Only the lines with "quality" in them need to be copied from the listing.
RECORDS SHOWN: Begin
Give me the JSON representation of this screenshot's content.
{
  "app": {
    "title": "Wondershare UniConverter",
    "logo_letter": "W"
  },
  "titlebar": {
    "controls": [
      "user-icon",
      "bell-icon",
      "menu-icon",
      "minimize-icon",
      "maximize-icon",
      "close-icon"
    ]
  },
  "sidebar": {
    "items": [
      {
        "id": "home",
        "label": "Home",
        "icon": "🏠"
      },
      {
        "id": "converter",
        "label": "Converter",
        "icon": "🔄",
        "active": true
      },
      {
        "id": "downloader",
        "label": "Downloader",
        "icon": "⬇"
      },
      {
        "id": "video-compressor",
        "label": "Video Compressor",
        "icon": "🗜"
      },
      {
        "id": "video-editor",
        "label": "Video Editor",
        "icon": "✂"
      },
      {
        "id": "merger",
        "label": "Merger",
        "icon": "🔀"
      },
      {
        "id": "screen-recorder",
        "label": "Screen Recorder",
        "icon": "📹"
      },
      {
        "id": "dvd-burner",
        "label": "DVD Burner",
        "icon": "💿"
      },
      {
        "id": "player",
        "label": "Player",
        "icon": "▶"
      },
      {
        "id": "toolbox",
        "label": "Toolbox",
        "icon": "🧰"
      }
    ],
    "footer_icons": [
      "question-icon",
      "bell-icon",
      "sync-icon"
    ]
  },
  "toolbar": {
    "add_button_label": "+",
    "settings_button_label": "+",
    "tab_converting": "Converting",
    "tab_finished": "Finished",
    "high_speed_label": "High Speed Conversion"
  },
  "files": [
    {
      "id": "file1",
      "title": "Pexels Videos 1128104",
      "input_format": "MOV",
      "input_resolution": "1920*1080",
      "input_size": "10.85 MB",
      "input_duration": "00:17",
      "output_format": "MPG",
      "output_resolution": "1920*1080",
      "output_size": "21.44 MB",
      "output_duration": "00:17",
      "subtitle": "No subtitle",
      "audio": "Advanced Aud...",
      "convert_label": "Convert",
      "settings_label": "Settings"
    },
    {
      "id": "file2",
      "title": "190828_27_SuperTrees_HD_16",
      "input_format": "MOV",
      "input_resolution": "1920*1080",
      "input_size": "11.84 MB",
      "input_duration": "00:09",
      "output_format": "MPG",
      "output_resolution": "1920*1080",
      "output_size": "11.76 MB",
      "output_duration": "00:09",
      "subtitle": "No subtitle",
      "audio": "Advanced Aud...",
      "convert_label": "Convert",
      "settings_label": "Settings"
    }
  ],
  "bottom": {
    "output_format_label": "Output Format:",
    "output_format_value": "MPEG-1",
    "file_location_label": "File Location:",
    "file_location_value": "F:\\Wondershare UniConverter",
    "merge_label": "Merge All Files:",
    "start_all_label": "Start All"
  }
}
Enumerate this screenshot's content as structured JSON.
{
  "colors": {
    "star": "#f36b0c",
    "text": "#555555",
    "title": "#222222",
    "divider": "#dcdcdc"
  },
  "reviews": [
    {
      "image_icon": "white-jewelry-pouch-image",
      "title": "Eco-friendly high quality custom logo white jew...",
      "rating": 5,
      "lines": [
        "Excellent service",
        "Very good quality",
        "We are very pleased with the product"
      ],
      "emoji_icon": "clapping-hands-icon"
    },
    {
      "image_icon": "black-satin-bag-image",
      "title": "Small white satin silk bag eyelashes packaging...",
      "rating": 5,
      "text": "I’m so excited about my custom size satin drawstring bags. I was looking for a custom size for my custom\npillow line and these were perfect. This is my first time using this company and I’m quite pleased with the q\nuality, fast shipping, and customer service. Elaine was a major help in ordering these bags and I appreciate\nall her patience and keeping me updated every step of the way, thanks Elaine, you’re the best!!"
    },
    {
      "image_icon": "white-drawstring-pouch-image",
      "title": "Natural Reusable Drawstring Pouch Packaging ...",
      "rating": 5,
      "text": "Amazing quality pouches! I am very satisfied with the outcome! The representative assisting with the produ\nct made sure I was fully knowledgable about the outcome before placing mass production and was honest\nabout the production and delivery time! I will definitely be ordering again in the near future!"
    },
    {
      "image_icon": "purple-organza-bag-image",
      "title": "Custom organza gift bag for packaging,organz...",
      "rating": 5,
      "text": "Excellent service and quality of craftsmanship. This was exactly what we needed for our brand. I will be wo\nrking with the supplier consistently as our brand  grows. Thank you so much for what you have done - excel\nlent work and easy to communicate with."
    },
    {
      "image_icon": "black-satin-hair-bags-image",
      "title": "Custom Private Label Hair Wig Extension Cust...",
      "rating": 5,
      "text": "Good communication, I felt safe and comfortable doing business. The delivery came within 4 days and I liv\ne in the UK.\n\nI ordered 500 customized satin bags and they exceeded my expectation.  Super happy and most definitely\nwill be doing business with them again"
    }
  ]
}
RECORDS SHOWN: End
SOLVED PROBLEM:
      "title": "Eco-friendly high quality custom logo white jew...",
        "Very good quality",
      "text": "Amazing quality pouches! I am very satisfied with the outcome! The representative assisting with the produ\nct made sure I was fully knowledgable about the outcome before placing mass production and was honest\nabout the production and delivery time! I will definitely be ordering again in the near future!"
      "text": "Excellent service and quality of craftsmanship. This was exactly what we needed for our brand. I will be wo\nrking with the supplier consistently as our brand  grows. Thank you so much for what you have done - excel\nlent work and easy to communicate with."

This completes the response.